3. On the question of limitation also the lower Court nave fallen into a serious error because of the failure to direct attention to the true facts as disclosed by the records. Both the lower Courts held that the defendant's restoration application is out of time, the period being calculated from the date of the ex parte decree. In making such a calculation the lower Courts have assumed that the defendant had not stated the date on which he came to know of the decree.
The restoration application filed on 19-10-1951 was followed up by another application, I.A. 308/ 52 dated 8-2-1952 and both these applications were supported by separate affidavits.
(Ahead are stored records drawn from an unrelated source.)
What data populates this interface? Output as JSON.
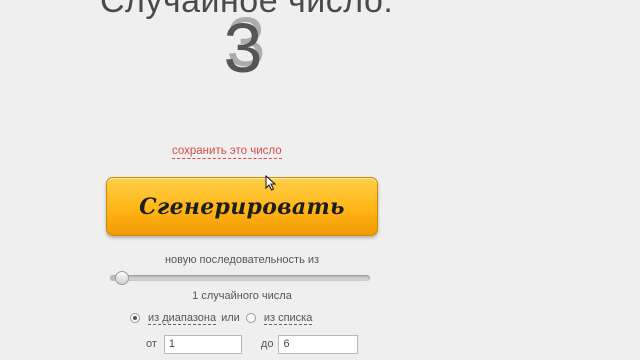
{
  "generator": {
    "title": "Случайное число:",
    "result_number": "3",
    "save_link": "сохранить это число",
    "generate_button": "Сгенерировать"
  },
  "sequence": {
    "label": "новую последовательность из",
    "count_text": "1 случайного числа",
    "slider_fraction": 0.02
  },
  "mode": {
    "from_range_label": "из диапазона",
    "or_label": "или",
    "from_list_label": "из списка",
    "selected": "range"
  },
  "range": {
    "from_label": "от",
    "from_value": "1",
    "to_label": "до",
    "to_value": "6"
  }
}
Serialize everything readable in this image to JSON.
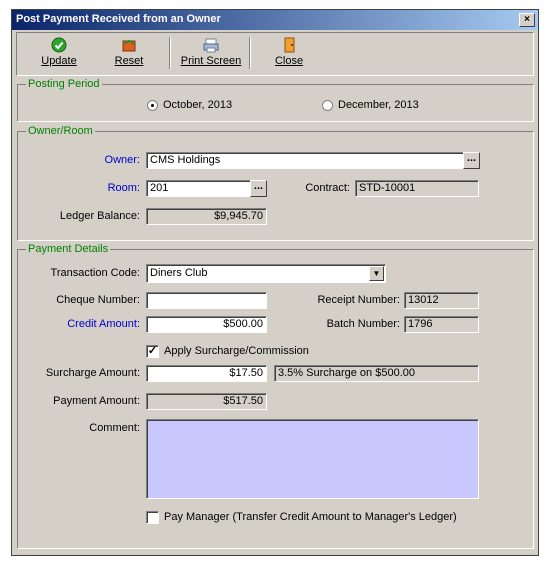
{
  "window": {
    "title": "Post Payment Received from an Owner",
    "close_glyph": "×"
  },
  "toolbar": {
    "update": "Update",
    "reset": "Reset",
    "print": "Print Screen",
    "close": "Close"
  },
  "posting_period": {
    "legend": "Posting Period",
    "options": [
      {
        "label": "October, 2013",
        "selected": true
      },
      {
        "label": "December, 2013",
        "selected": false
      }
    ]
  },
  "owner_room": {
    "legend": "Owner/Room",
    "owner_label": "Owner:",
    "owner_value": "CMS Holdings",
    "room_label": "Room:",
    "room_value": "201",
    "contract_label": "Contract:",
    "contract_value": "STD-10001",
    "ledger_label": "Ledger Balance:",
    "ledger_value": "$9,945.70",
    "ellipsis": "..."
  },
  "payment": {
    "legend": "Payment Details",
    "txn_code_label": "Transaction Code:",
    "txn_code_value": "Diners Club",
    "cheque_label": "Cheque Number:",
    "cheque_value": "",
    "receipt_label": "Receipt Number:",
    "receipt_value": "13012",
    "credit_label": "Credit Amount:",
    "credit_value": "$500.00",
    "batch_label": "Batch Number:",
    "batch_value": "1796",
    "surcharge_check_label": "Apply Surcharge/Commission",
    "surcharge_checked": true,
    "surcharge_label": "Surcharge Amount:",
    "surcharge_value": "$17.50",
    "surcharge_desc": "3.5% Surcharge on $500.00",
    "payment_amount_label": "Payment Amount:",
    "payment_amount_value": "$517.50",
    "comment_label": "Comment:",
    "comment_value": "",
    "pay_manager_label": "Pay Manager  (Transfer Credit Amount to Manager's Ledger)",
    "pay_manager_checked": false
  },
  "colors": {
    "legend": "#008000",
    "accent_label": "#0000cc",
    "comment_bg": "#c8c8ff",
    "titlebar": "#0a246a"
  }
}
In the first affidavit by the defendant it was stated that he came to know of the decree only when the execution notice was served on him. In the second affidavit this date was specified as 25-9-1951, The correctness of this averment was not challenged by the plaintiff and hence the defendant's allegation that he came to know of the suit and the decree only on 25-9-1951 has to be accepted as true and correct. The restoration application was filed within 30 days of this date and hence it is within time;
4. In tthe result this revision petition is allowed and in reversal of the order of the lowerCourt the ex parte decree in the suit is set asideand the suit restored to file for fresh disposal afterhearing the defendant's contentions also. Since Itis the failure of the Court to comply with the provisions of Order 32, Rule 15 of the Code of Civil Procedure that has led to these proceedings I makeno order for costs of this petition.